**WHAT IS BEING ASKED**. With all pictures excluded, restate the records that follow exactly as written.

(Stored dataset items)
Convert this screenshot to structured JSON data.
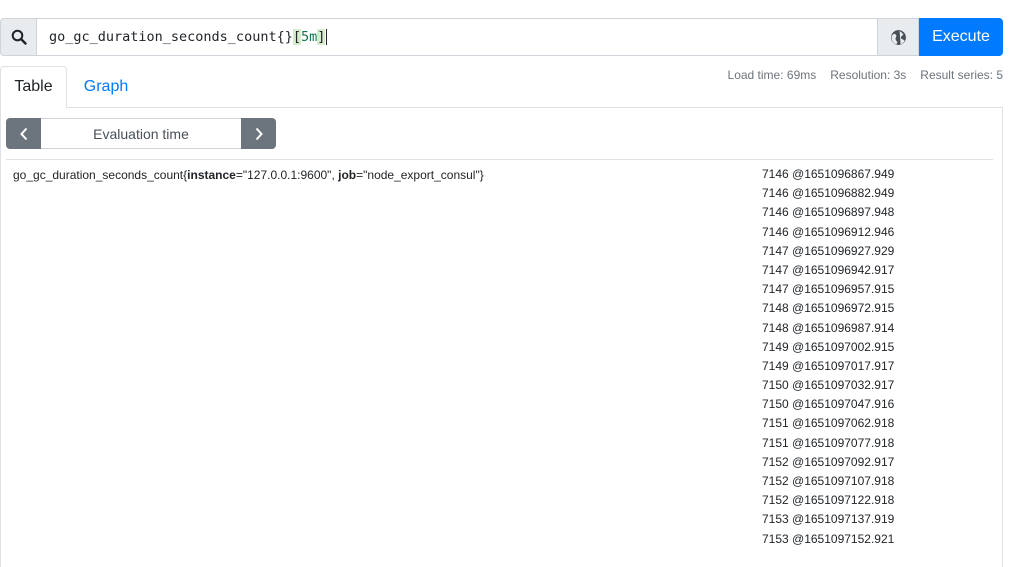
{
  "query": {
    "metric": "go_gc_duration_seconds_count{}",
    "range_open": "[",
    "range_duration": "5m",
    "range_close": "]",
    "execute_label": "Execute",
    "search_icon": "search-icon",
    "explorer_icon": "globe-icon"
  },
  "tabs": [
    {
      "label": "Table",
      "active": true
    },
    {
      "label": "Graph",
      "active": false
    }
  ],
  "stats": {
    "load_time": "Load time: 69ms",
    "resolution": "Resolution: 3s",
    "result_series": "Result series: 5"
  },
  "evaluation": {
    "prev_icon": "chevron-left-icon",
    "next_icon": "chevron-right-icon",
    "placeholder": "Evaluation time"
  },
  "result": {
    "metric_name": "go_gc_duration_seconds_count",
    "open_brace": "{",
    "label1_key": "instance",
    "label1_value": "=\"127.0.0.1:9600\", ",
    "label2_key": "job",
    "label2_value": "=\"node_export_consul\"",
    "close_brace": "}",
    "values": [
      "7146 @1651096867.949",
      "7146 @1651096882.949",
      "7146 @1651096897.948",
      "7146 @1651096912.946",
      "7147 @1651096927.929",
      "7147 @1651096942.917",
      "7147 @1651096957.915",
      "7148 @1651096972.915",
      "7148 @1651096987.914",
      "7149 @1651097002.915",
      "7149 @1651097017.917",
      "7150 @1651097032.917",
      "7150 @1651097047.916",
      "7151 @1651097062.918",
      "7151 @1651097077.918",
      "7152 @1651097092.917",
      "7152 @1651097107.918",
      "7152 @1651097122.918",
      "7153 @1651097137.919",
      "7153 @1651097152.921"
    ]
  },
  "colors": {
    "accent": "#007bff",
    "secondary": "#6c757d",
    "duration_text": "#11764c"
  }
}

**ANSWER BELOW**.
Convert this screenshot to structured JSON data.
{
  "query": {
    "metric": "go_gc_duration_seconds_count{}",
    "range_open": "[",
    "range_duration": "5m",
    "range_close": "]",
    "execute_label": "Execute",
    "search_icon": "search-icon",
    "explorer_icon": "globe-icon"
  },
  "tabs": [
    {
      "label": "Table",
      "active": true
    },
    {
      "label": "Graph",
      "active": false
    }
  ],
  "stats": {
    "load_time": "Load time: 69ms",
    "resolution": "Resolution: 3s",
    "result_series": "Result series: 5"
  },
  "evaluation": {
    "prev_icon": "chevron-left-icon",
    "next_icon": "chevron-right-icon",
    "placeholder": "Evaluation time"
  },
  "result": {
    "metric_name": "go_gc_duration_seconds_count",
    "open_brace": "{",
    "label1_key": "instance",
    "label1_value": "=\"127.0.0.1:9600\", ",
    "label2_key": "job",
    "label2_value": "=\"node_export_consul\"",
    "close_brace": "}",
    "values": [
      "7146 @1651096867.949",
      "7146 @1651096882.949",
      "7146 @1651096897.948",
      "7146 @1651096912.946",
      "7147 @1651096927.929",
      "7147 @1651096942.917",
      "7147 @1651096957.915",
      "7148 @1651096972.915",
      "7148 @1651096987.914",
      "7149 @1651097002.915",
      "7149 @1651097017.917",
      "7150 @1651097032.917",
      "7150 @1651097047.916",
      "7151 @1651097062.918",
      "7151 @1651097077.918",
      "7152 @1651097092.917",
      "7152 @1651097107.918",
      "7152 @1651097122.918",
      "7153 @1651097137.919",
      "7153 @1651097152.921"
    ]
  },
  "colors": {
    "accent": "#007bff",
    "secondary": "#6c757d",
    "duration_text": "#11764c"
  }
}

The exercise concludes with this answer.